The Australian personal property securities regime is very similar to the New Zealand regime.
Errors or omissions in financing statements may result in a party losing out to other creditors who have secured (and correctly registered) interests on the Australian PPSR.
Polymers supplied plastic products to Interworld. The parties entered into a credit arrangement in 2002 under which products were to be supplied by Polymers. Payment for the products was to be secured by Interworld granting a security interest in favour of Polymers. Between March and May 2012, Polymers supplied more than
$750,000 worth of goods and services to Interworld. On 30 August 2012 Interworld went into liquidation. Polymers lodged a proof of debt claim form with the liquidators for the amount it was owed.
The liquidators refused to recognise Polymers as a secured creditor on the basis that Polymers had made 3 errors when registering the financing statement on the NZ PPSR:
- Interworld Plastics N Z Limited was misspelt as it did not include a gap between the N and the Z
- The registration did not include the debtor company’s unique incorporation number (equivalent to an ACN/ABN in Australia) and
- Interworld was not classified as a company (also required for Australian PPSR registrations).
NZ High Court decision
Under the New Zealand legislation an error must be seriously misleading for it to invalidate the registration of a financing statement. The test adopted by the court was whether the information provided in the statement allowed an effective search using NZ PPSAs search criteria. The Court found that whilst there was a mistake is not putting a space between the letters N and Z in the name of Interworld, this was not seriously misleading. A person searching the PPSR would not be mislead by such an omission. However the failure to include Interworld’s unique incorporation number and to classify Interworld as a company on the NZ PPSR was found to be seriously misleading.

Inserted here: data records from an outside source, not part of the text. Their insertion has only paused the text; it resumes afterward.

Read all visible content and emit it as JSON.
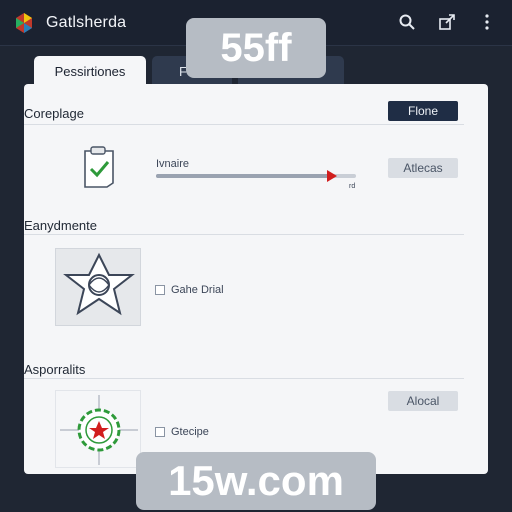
{
  "app": {
    "title": "Gatlsherda",
    "logo_icon": "app-logo-icon"
  },
  "topbar_icons": [
    "search-icon",
    "share-icon",
    "more-vert-icon"
  ],
  "tabs": [
    {
      "label": "Pessirtiones",
      "active": true
    },
    {
      "label": "Fo...",
      "active": false
    },
    {
      "label": "",
      "active": false
    }
  ],
  "sections": [
    {
      "title": "Coreplage",
      "action_label": "Flone",
      "icon": "clipboard-check-icon",
      "slider": {
        "label": "Ivnaire",
        "value_label": "rd",
        "value_fraction": 0.88
      },
      "secondary_label": "Atlecas"
    },
    {
      "title": "Eanydmente",
      "icon": "star-emblem-icon",
      "checkbox_label": "Gahe Drial"
    },
    {
      "title": "Asporralits",
      "icon": "target-star-icon",
      "checkbox_label": "Gtecipe",
      "secondary_label": "Alocal"
    }
  ],
  "overlays": {
    "top": "55ff",
    "bottom": "15w.com"
  },
  "colors": {
    "bg": "#1f2633",
    "panel": "#f5f6f8",
    "primary": "#1f2d45",
    "accent_red": "#d11e1e",
    "green": "#2e9a3a"
  }
}
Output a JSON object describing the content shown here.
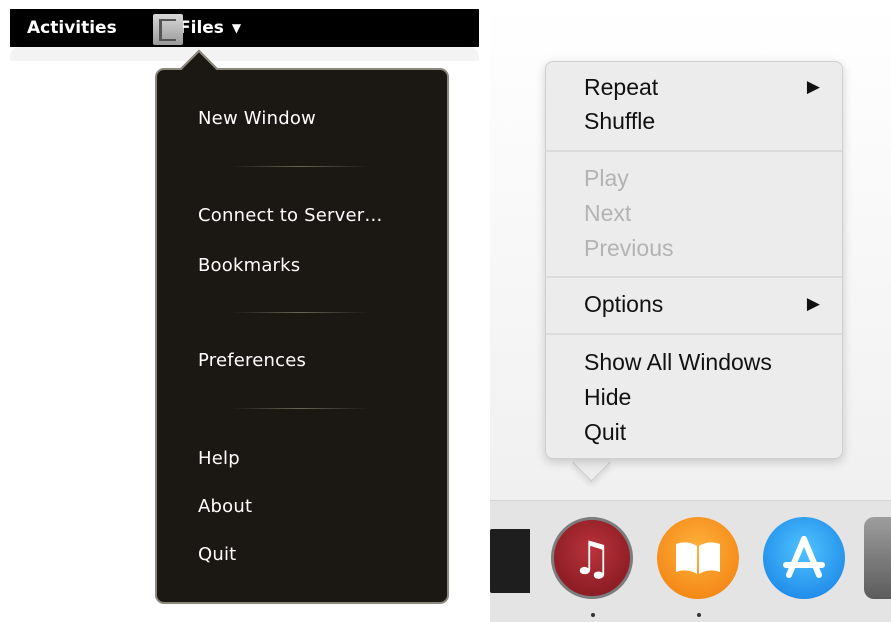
{
  "gnome": {
    "topbar": {
      "activities_label": "Activities",
      "app_label": "Files",
      "caret_icon": "chevron-down-icon"
    },
    "app_menu": {
      "items": [
        {
          "label": "New Window"
        },
        {
          "label": "Connect to Server…"
        },
        {
          "label": "Bookmarks"
        },
        {
          "label": "Preferences"
        },
        {
          "label": "Help"
        },
        {
          "label": "About"
        },
        {
          "label": "Quit"
        }
      ]
    },
    "colors": {
      "menu_bg": "#1b1712",
      "menu_border": "#8d887e",
      "topbar_bg": "#000000"
    }
  },
  "mac": {
    "dock_menu": {
      "items": [
        {
          "label": "Repeat",
          "submenu": true,
          "enabled": true
        },
        {
          "label": "Shuffle",
          "enabled": true
        },
        {
          "label": "Play",
          "enabled": false
        },
        {
          "label": "Next",
          "enabled": false
        },
        {
          "label": "Previous",
          "enabled": false
        },
        {
          "label": "Options",
          "submenu": true,
          "enabled": true
        },
        {
          "label": "Show All Windows",
          "enabled": true
        },
        {
          "label": "Hide",
          "enabled": true
        },
        {
          "label": "Quit",
          "enabled": true
        }
      ],
      "submenu_arrow": "▶"
    },
    "dock": {
      "icons": [
        "music-app-icon",
        "books-app-icon",
        "app-store-icon",
        "system-preferences-icon"
      ],
      "music_glyph": "♫"
    },
    "colors": {
      "menu_bg": "#ececec",
      "disabled_text": "#b3b3b3"
    }
  }
}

It was held that the financing statement was not validly registered on the NZ PPSR and Polymers was not a secured creditor.

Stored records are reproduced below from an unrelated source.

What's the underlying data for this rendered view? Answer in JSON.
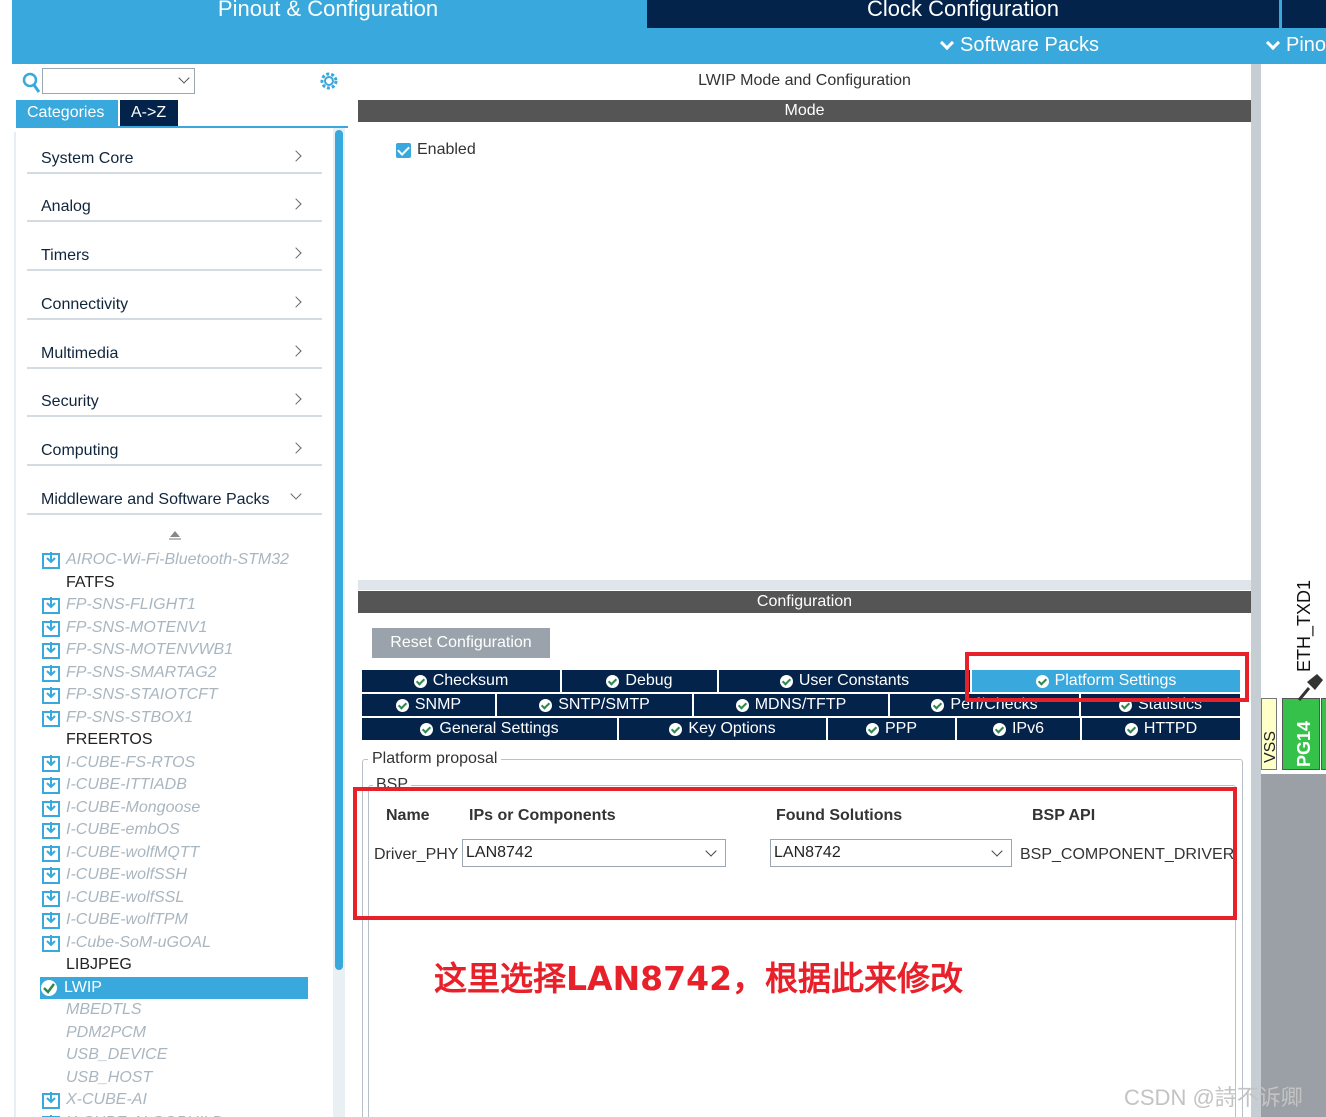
{
  "header": {
    "tab_pinout": "Pinout & Configuration",
    "tab_clock": "Clock Configuration",
    "menu_software_packs": "Software Packs",
    "menu_pinout": "Pinout"
  },
  "sidebar": {
    "tabs": {
      "categories": "Categories",
      "az": "A->Z"
    },
    "categories": [
      {
        "label": "System Core"
      },
      {
        "label": "Analog"
      },
      {
        "label": "Timers"
      },
      {
        "label": "Connectivity"
      },
      {
        "label": "Multimedia"
      },
      {
        "label": "Security"
      },
      {
        "label": "Computing"
      },
      {
        "label": "Middleware and Software Packs"
      }
    ],
    "middleware_items": [
      {
        "label": "AIROC-Wi-Fi-Bluetooth-STM32"
      },
      {
        "label": "FATFS"
      },
      {
        "label": "FP-SNS-FLIGHT1"
      },
      {
        "label": "FP-SNS-MOTENV1"
      },
      {
        "label": "FP-SNS-MOTENVWB1"
      },
      {
        "label": "FP-SNS-SMARTAG2"
      },
      {
        "label": "FP-SNS-STAIOTCFT"
      },
      {
        "label": "FP-SNS-STBOX1"
      },
      {
        "label": "FREERTOS"
      },
      {
        "label": "I-CUBE-FS-RTOS"
      },
      {
        "label": "I-CUBE-ITTIADB"
      },
      {
        "label": "I-CUBE-Mongoose"
      },
      {
        "label": "I-CUBE-embOS"
      },
      {
        "label": "I-CUBE-wolfMQTT"
      },
      {
        "label": "I-CUBE-wolfSSH"
      },
      {
        "label": "I-CUBE-wolfSSL"
      },
      {
        "label": "I-CUBE-wolfTPM"
      },
      {
        "label": "I-Cube-SoM-uGOAL"
      },
      {
        "label": "LIBJPEG"
      },
      {
        "label": "LWIP"
      },
      {
        "label": "MBEDTLS"
      },
      {
        "label": "PDM2PCM"
      },
      {
        "label": "USB_DEVICE"
      },
      {
        "label": "USB_HOST"
      },
      {
        "label": "X-CUBE-AI"
      },
      {
        "label": "X-CUBE-ALGOBUILD"
      }
    ]
  },
  "main": {
    "title": "LWIP Mode and Configuration",
    "mode_header": "Mode",
    "enabled_label": "Enabled",
    "config_header": "Configuration",
    "reset_button": "Reset Configuration",
    "tabs_row1": [
      "Checksum",
      "Debug",
      "User Constants",
      "Platform Settings"
    ],
    "tabs_row2": [
      "SNMP",
      "SNTP/SMTP",
      "MDNS/TFTP",
      "Perf/Checks",
      "Statistics"
    ],
    "tabs_row3": [
      "General Settings",
      "Key Options",
      "PPP",
      "IPv6",
      "HTTPD"
    ],
    "platform_proposal_label": "Platform proposal",
    "bsp_label": "BSP",
    "columns": [
      "Name",
      "IPs or Components",
      "Found Solutions",
      "BSP API"
    ],
    "row": {
      "name": "Driver_PHY",
      "ip_component": "LAN8742",
      "found_solution": "LAN8742",
      "bsp_api": "BSP_COMPONENT_DRIVER"
    }
  },
  "annotation": "这里选择LAN8742，根据此来修改",
  "pins": {
    "eth_label": "ETH_TXD1",
    "vss": "VSS",
    "pg14": "PG14"
  },
  "watermark": "CSDN @詩不诉卿",
  "colors": {
    "accent": "#39a8dc",
    "dark_navy": "#03234b",
    "header_gray": "#555555",
    "highlight_red": "#e8202a",
    "pin_green": "#36c24a"
  }
}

How does it affect you?
The NZ and Australian PPSR regimes are quite similar, as are the laws with respect to defects and errors in registrations. The Australian legislation says that a registration will be ineffective if data with respect to the registration is seriously misleading or if there is a defect in accordance with section 165 of the Personal Property Securities Act.
As illustrated in the New Zealand case, if a debtor goes into liquidation and a security interest has not been correctly registered on the PPSR, a creditor is at risk of losing priority to secured parties with correctly registered security interests.
Things you can do now
It is essential that security interests are correctly recorded on the PPSR to ensure creditors’ interests are adequately protected. Security interests must be registered correctly and within time. Information regarding the secured property must be obtained from the debtor.
If you are unsure how to use the register, we can register your security interests for you, or give your staff advice and training on registering securing interests.